I drilled both ends of the trim side of the hinge to the trim tab and one in the middle for good measure. With it clecoed together in these three spots, I ressembled the hinge halves, clecoed it to the spar/skin side. Next, I proceeded to drill the rest of the trim side of the hinge to the trim tab using the previously drilled holes as a guide.
Took the whole thing off the elevator (again) and used the duplicator to match the holes on the overlap trim tab skin. I love this tool!
With everything clecoed together again, I checked the movement - nice and smooth and no binding.
With everything good, drilled everything out to A4 final size
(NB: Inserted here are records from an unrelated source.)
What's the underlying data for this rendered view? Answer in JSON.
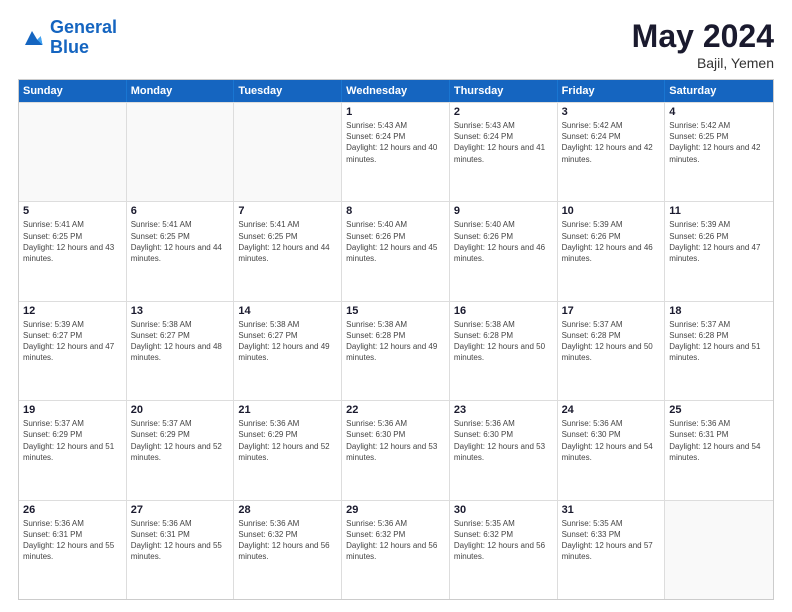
{
  "logo": {
    "line1": "General",
    "line2": "Blue"
  },
  "title": "May 2024",
  "location": "Bajil, Yemen",
  "header_days": [
    "Sunday",
    "Monday",
    "Tuesday",
    "Wednesday",
    "Thursday",
    "Friday",
    "Saturday"
  ],
  "weeks": [
    [
      {
        "day": "",
        "sunrise": "",
        "sunset": "",
        "daylight": ""
      },
      {
        "day": "",
        "sunrise": "",
        "sunset": "",
        "daylight": ""
      },
      {
        "day": "",
        "sunrise": "",
        "sunset": "",
        "daylight": ""
      },
      {
        "day": "1",
        "sunrise": "Sunrise: 5:43 AM",
        "sunset": "Sunset: 6:24 PM",
        "daylight": "Daylight: 12 hours and 40 minutes."
      },
      {
        "day": "2",
        "sunrise": "Sunrise: 5:43 AM",
        "sunset": "Sunset: 6:24 PM",
        "daylight": "Daylight: 12 hours and 41 minutes."
      },
      {
        "day": "3",
        "sunrise": "Sunrise: 5:42 AM",
        "sunset": "Sunset: 6:24 PM",
        "daylight": "Daylight: 12 hours and 42 minutes."
      },
      {
        "day": "4",
        "sunrise": "Sunrise: 5:42 AM",
        "sunset": "Sunset: 6:25 PM",
        "daylight": "Daylight: 12 hours and 42 minutes."
      }
    ],
    [
      {
        "day": "5",
        "sunrise": "Sunrise: 5:41 AM",
        "sunset": "Sunset: 6:25 PM",
        "daylight": "Daylight: 12 hours and 43 minutes."
      },
      {
        "day": "6",
        "sunrise": "Sunrise: 5:41 AM",
        "sunset": "Sunset: 6:25 PM",
        "daylight": "Daylight: 12 hours and 44 minutes."
      },
      {
        "day": "7",
        "sunrise": "Sunrise: 5:41 AM",
        "sunset": "Sunset: 6:25 PM",
        "daylight": "Daylight: 12 hours and 44 minutes."
      },
      {
        "day": "8",
        "sunrise": "Sunrise: 5:40 AM",
        "sunset": "Sunset: 6:26 PM",
        "daylight": "Daylight: 12 hours and 45 minutes."
      },
      {
        "day": "9",
        "sunrise": "Sunrise: 5:40 AM",
        "sunset": "Sunset: 6:26 PM",
        "daylight": "Daylight: 12 hours and 46 minutes."
      },
      {
        "day": "10",
        "sunrise": "Sunrise: 5:39 AM",
        "sunset": "Sunset: 6:26 PM",
        "daylight": "Daylight: 12 hours and 46 minutes."
      },
      {
        "day": "11",
        "sunrise": "Sunrise: 5:39 AM",
        "sunset": "Sunset: 6:26 PM",
        "daylight": "Daylight: 12 hours and 47 minutes."
      }
    ],
    [
      {
        "day": "12",
        "sunrise": "Sunrise: 5:39 AM",
        "sunset": "Sunset: 6:27 PM",
        "daylight": "Daylight: 12 hours and 47 minutes."
      },
      {
        "day": "13",
        "sunrise": "Sunrise: 5:38 AM",
        "sunset": "Sunset: 6:27 PM",
        "daylight": "Daylight: 12 hours and 48 minutes."
      },
      {
        "day": "14",
        "sunrise": "Sunrise: 5:38 AM",
        "sunset": "Sunset: 6:27 PM",
        "daylight": "Daylight: 12 hours and 49 minutes."
      },
      {
        "day": "15",
        "sunrise": "Sunrise: 5:38 AM",
        "sunset": "Sunset: 6:28 PM",
        "daylight": "Daylight: 12 hours and 49 minutes."
      },
      {
        "day": "16",
        "sunrise": "Sunrise: 5:38 AM",
        "sunset": "Sunset: 6:28 PM",
        "daylight": "Daylight: 12 hours and 50 minutes."
      },
      {
        "day": "17",
        "sunrise": "Sunrise: 5:37 AM",
        "sunset": "Sunset: 6:28 PM",
        "daylight": "Daylight: 12 hours and 50 minutes."
      },
      {
        "day": "18",
        "sunrise": "Sunrise: 5:37 AM",
        "sunset": "Sunset: 6:28 PM",
        "daylight": "Daylight: 12 hours and 51 minutes."
      }
    ],
    [
      {
        "day": "19",
        "sunrise": "Sunrise: 5:37 AM",
        "sunset": "Sunset: 6:29 PM",
        "daylight": "Daylight: 12 hours and 51 minutes."
      },
      {
        "day": "20",
        "sunrise": "Sunrise: 5:37 AM",
        "sunset": "Sunset: 6:29 PM",
        "daylight": "Daylight: 12 hours and 52 minutes."
      },
      {
        "day": "21",
        "sunrise": "Sunrise: 5:36 AM",
        "sunset": "Sunset: 6:29 PM",
        "daylight": "Daylight: 12 hours and 52 minutes."
      },
      {
        "day": "22",
        "sunrise": "Sunrise: 5:36 AM",
        "sunset": "Sunset: 6:30 PM",
        "daylight": "Daylight: 12 hours and 53 minutes."
      },
      {
        "day": "23",
        "sunrise": "Sunrise: 5:36 AM",
        "sunset": "Sunset: 6:30 PM",
        "daylight": "Daylight: 12 hours and 53 minutes."
      },
      {
        "day": "24",
        "sunrise": "Sunrise: 5:36 AM",
        "sunset": "Sunset: 6:30 PM",
        "daylight": "Daylight: 12 hours and 54 minutes."
      },
      {
        "day": "25",
        "sunrise": "Sunrise: 5:36 AM",
        "sunset": "Sunset: 6:31 PM",
        "daylight": "Daylight: 12 hours and 54 minutes."
      }
    ],
    [
      {
        "day": "26",
        "sunrise": "Sunrise: 5:36 AM",
        "sunset": "Sunset: 6:31 PM",
        "daylight": "Daylight: 12 hours and 55 minutes."
      },
      {
        "day": "27",
        "sunrise": "Sunrise: 5:36 AM",
        "sunset": "Sunset: 6:31 PM",
        "daylight": "Daylight: 12 hours and 55 minutes."
      },
      {
        "day": "28",
        "sunrise": "Sunrise: 5:36 AM",
        "sunset": "Sunset: 6:32 PM",
        "daylight": "Daylight: 12 hours and 56 minutes."
      },
      {
        "day": "29",
        "sunrise": "Sunrise: 5:36 AM",
        "sunset": "Sunset: 6:32 PM",
        "daylight": "Daylight: 12 hours and 56 minutes."
      },
      {
        "day": "30",
        "sunrise": "Sunrise: 5:35 AM",
        "sunset": "Sunset: 6:32 PM",
        "daylight": "Daylight: 12 hours and 56 minutes."
      },
      {
        "day": "31",
        "sunrise": "Sunrise: 5:35 AM",
        "sunset": "Sunset: 6:33 PM",
        "daylight": "Daylight: 12 hours and 57 minutes."
      },
      {
        "day": "",
        "sunrise": "",
        "sunset": "",
        "daylight": ""
      }
    ]
  ]
}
Voila! (gratuitous happy moment capture)
With a few more minutes to spare, I decided to put everything on the bench again and line it up. Before doing that, I made the modification to the centre hinge plate that will allow the elevator nose skins the room needed to move up and down. I also trimmed the nose skin slightly to avoid any interference with the centre hinge support bracket.
With everything lining up and measured correctly, and confirming the whole assembly is flat and level, I marked out where the centre hinge bracket meets the elevator hinge spar bracket. With those marked where they meet, I took them off their respective assemblies for drilling.
I started with an A3 hole which will be enlarged to the correct size next. Holding it together with an A3 cleco, I confirmed they won't interfere when the elevator pivots up and down.
I stopped here, because when I was reviewing the plans, I have concerns about the size and type of the bolt used as the hinge pivot. The plans call for an AN3 bolt and vinyl insert lock nut. Not only does this seem awful small diameter, I believe it would be wiser to up-size the bolt diameter to an AN4 bolt and use a castle-nut and cotter pin to secure it. This mod is an improvement, I'll have to do some research what size bushing that will require.
Very happy with what I've accomplished so far. Next up is finishing the elevator/stab connections and fitting the servo and trim actuator rod.
Thanks for reading :)
Time until takeoff
Husband, father and 911 dispatcher. Long time pilot with a licence that burns a hole in my pocket where my student loan money used to be. First time aircraft builder. Looking to fly my own airplane.